Website and app data records:
· · ·

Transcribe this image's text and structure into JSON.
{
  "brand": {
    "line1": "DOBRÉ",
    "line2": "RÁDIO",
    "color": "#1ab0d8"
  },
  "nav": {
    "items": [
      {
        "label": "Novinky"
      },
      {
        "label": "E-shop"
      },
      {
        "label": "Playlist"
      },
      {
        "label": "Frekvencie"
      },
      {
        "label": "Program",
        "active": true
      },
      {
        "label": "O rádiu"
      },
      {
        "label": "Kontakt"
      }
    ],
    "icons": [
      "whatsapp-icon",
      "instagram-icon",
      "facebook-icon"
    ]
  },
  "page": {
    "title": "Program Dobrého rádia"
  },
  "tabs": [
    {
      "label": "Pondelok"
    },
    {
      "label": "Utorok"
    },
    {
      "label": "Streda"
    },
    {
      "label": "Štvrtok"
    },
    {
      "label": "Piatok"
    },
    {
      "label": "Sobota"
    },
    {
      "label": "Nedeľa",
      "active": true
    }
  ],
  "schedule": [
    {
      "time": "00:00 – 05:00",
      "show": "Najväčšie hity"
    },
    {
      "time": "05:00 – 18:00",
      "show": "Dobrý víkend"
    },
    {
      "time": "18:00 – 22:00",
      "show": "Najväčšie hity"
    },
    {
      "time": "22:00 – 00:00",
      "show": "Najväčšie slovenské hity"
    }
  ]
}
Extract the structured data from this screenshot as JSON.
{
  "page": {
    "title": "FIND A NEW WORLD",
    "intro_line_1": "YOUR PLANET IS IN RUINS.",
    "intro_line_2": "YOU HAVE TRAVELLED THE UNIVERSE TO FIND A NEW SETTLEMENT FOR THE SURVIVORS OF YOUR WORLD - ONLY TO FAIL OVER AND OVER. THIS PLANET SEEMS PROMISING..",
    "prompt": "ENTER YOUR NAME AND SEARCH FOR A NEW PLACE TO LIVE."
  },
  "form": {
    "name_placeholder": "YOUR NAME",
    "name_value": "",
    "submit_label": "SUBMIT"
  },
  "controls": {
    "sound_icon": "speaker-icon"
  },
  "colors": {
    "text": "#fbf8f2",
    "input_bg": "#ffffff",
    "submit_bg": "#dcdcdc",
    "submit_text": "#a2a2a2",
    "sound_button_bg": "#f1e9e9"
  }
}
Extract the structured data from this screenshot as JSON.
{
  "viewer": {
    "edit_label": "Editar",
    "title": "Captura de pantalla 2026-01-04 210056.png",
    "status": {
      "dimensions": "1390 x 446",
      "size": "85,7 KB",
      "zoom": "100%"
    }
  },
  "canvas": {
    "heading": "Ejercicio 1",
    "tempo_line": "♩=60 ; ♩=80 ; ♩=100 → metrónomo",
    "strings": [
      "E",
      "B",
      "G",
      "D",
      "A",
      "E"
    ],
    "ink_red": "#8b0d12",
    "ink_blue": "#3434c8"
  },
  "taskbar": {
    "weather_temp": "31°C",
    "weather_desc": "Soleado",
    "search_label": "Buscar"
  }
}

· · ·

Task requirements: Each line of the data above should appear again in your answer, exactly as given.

Exercise response:
Transcribe this image's text and structure into JSON.
{
  "brand": {
    "line1": "DOBRÉ",
    "line2": "RÁDIO",
    "color": "#1ab0d8"
  },
  "nav": {
    "items": [
      {
        "label": "Novinky"
      },
      {
        "label": "E-shop"
      },
      {
        "label": "Playlist"
      },
      {
        "label": "Frekvencie"
      },
      {
        "label": "Program",
        "active": true
      },
      {
        "label": "O rádiu"
      },
      {
        "label": "Kontakt"
      }
    ],
    "icons": [
      "whatsapp-icon",
      "instagram-icon",
      "facebook-icon"
    ]
  },
  "page": {
    "title": "Program Dobrého rádia"
  },
  "tabs": [
    {
      "label": "Pondelok"
    },
    {
      "label": "Utorok"
    },
    {
      "label": "Streda"
    },
    {
      "label": "Štvrtok"
    },
    {
      "label": "Piatok"
    },
    {
      "label": "Sobota"
    },
    {
      "label": "Nedeľa",
      "active": true
    }
  ],
  "schedule": [
    {
      "time": "00:00 – 05:00",
      "show": "Najväčšie hity"
    },
    {
      "time": "05:00 – 18:00",
      "show": "Dobrý víkend"
    },
    {
      "time": "18:00 – 22:00",
      "show": "Najväčšie hity"
    },
    {
      "time": "22:00 – 00:00",
      "show": "Najväčšie slovenské hity"
    }
  ]
}
Extract the structured data from this screenshot as JSON.
{
  "page": {
    "title": "FIND A NEW WORLD",
    "intro_line_1": "YOUR PLANET IS IN RUINS.",
    "intro_line_2": "YOU HAVE TRAVELLED THE UNIVERSE TO FIND A NEW SETTLEMENT FOR THE SURVIVORS OF YOUR WORLD - ONLY TO FAIL OVER AND OVER. THIS PLANET SEEMS PROMISING..",
    "prompt": "ENTER YOUR NAME AND SEARCH FOR A NEW PLACE TO LIVE."
  },
  "form": {
    "name_placeholder": "YOUR NAME",
    "name_value": "",
    "submit_label": "SUBMIT"
  },
  "controls": {
    "sound_icon": "speaker-icon"
  },
  "colors": {
    "text": "#fbf8f2",
    "input_bg": "#ffffff",
    "submit_bg": "#dcdcdc",
    "submit_text": "#a2a2a2",
    "sound_button_bg": "#f1e9e9"
  }
}
Extract the structured data from this screenshot as JSON.
{
  "viewer": {
    "edit_label": "Editar",
    "title": "Captura de pantalla 2026-01-04 210056.png",
    "status": {
      "dimensions": "1390 x 446",
      "size": "85,7 KB",
      "zoom": "100%"
    }
  },
  "canvas": {
    "heading": "Ejercicio 1",
    "tempo_line": "♩=60 ; ♩=80 ; ♩=100 → metrónomo",
    "strings": [
      "E",
      "B",
      "G",
      "D",
      "A",
      "E"
    ],
    "ink_red": "#8b0d12",
    "ink_blue": "#3434c8"
  },
  "taskbar": {
    "weather_temp": "31°C",
    "weather_desc": "Soleado",
    "search_label": "Buscar"
  }
}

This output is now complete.